Before CNN Student News signed off at the end of the 2013-14 school year, the news anchor reminded viewers that the network would be recapping the FIFA World Cup tournament when broadcasts returned in August. As the world’s most-watched sporting event, the World Cup is definitely newsworthy. Unfortunately, not all sports receive the same recognition despite enjoying a growing popularity, such as what interscholastic cycling is experiencing right now.
In 1998, Matt Fritzinger began his career as a high school math teacher. Curious to see if students shared his passion for mountain biking, Fritzinger placed a call for interested individuals in the school’s daily bulletin. Within a day, several students volunteered to join Fritzinger on mountain bike treks.

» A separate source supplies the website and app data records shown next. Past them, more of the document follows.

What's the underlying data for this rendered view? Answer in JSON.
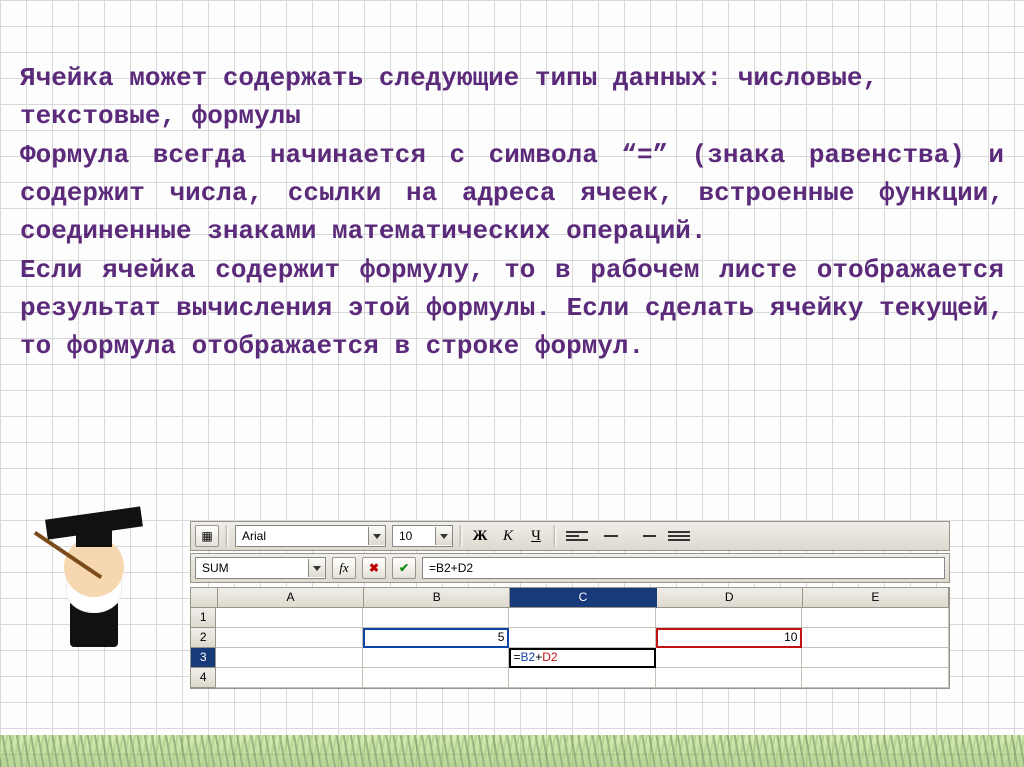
{
  "text": {
    "p1": "Ячейка может содержать следующие типы данных: числовые, текстовые, формулы",
    "p2": "Формула всегда начинается с символа “=” (знака равенства) и содержит числа, ссылки на адреса ячеек, встроенные функции, соединенные знаками математических операций.",
    "p3": "Если ячейка содержит формулу, то в рабочем листе отображается результат вычисления этой формулы. Если сделать ячейку текущей, то формула отображается в строке формул."
  },
  "toolbar": {
    "font_name": "Arial",
    "font_size": "10",
    "bold": "Ж",
    "italic": "К",
    "underline": "Ч"
  },
  "formula_bar": {
    "name_box": "SUM",
    "fx_label": "fx",
    "cancel": "✖",
    "accept": "✔",
    "input": "=B2+D2"
  },
  "grid": {
    "columns": [
      "A",
      "B",
      "C",
      "D",
      "E"
    ],
    "selected_col": "C",
    "rows": [
      "1",
      "2",
      "3",
      "4"
    ],
    "selected_row": "3",
    "cells": {
      "B2": "5",
      "D2": "10",
      "C3_lead": "=",
      "C3_ref1": "B2",
      "C3_plus": "+",
      "C3_ref2": "D2"
    }
  }
}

That inauspicious moment eventually led to the 2009 founding of the National Interscholastic Cycling Association (NICA).
Out of that small group of kids who responded to Fritzinger’s call for cyclists 16 years ago, only four stuck with the program the entire school year. To see how fast the sport has grown, one only needs to look at the 2014 California State Championships for mountain biking: more than 770 racers from more than 100 schools competed.
School-based cycling clubs are popping up all over the country as more and more young people take up the sport. Even better, formal leagues have been established through which schools compete just like the traditional sports of football, basketball and baseball. To date, NICA supports more than a dozen leagues in several states, including California, Minnesota, New York, and Georgia. Alabama and Virginia were the most recent to join.
How to Start
Not only does NICA support existing leagues, but it lends administrative expertise to students, schools and clubs that wish to create their own leagues. If you’d like to form an interscholastic mountain biking organization in your area, NICA recommends you follow these steps (find more information on its website www.nationalmtb.org):
1. Gather support
Conduct an informal survey to see how much interest exists among students.
2. Define your vision
What is the mission or purpose of the club? How will it be governed as well as operated?
3. Get permission
Find out what your school and school district require in terms of forming a club or becoming a member of a competitive league. Make sure to fill out all mandated paperwork and meet deadlines if you want to be taken seriously.
4. Continue to gather support
Once your organization receives official permission, obtain sponsorships from local businesses and engage parents in fundraising activities. Running a club will take cash, so this becomes a very important and ongoing step.
5. Recruit riders
Start advertising. Let others in the school know what’s going on with its newest club.
6. Hold regular meetings for riders and parents
Keep everyone informed on upcoming events and races and how volunteers can help, such as transportation, etc.
Just like conquering a tricky trail isn’t easy, neither is forming a brand-new organization, but it can be just as satisfying.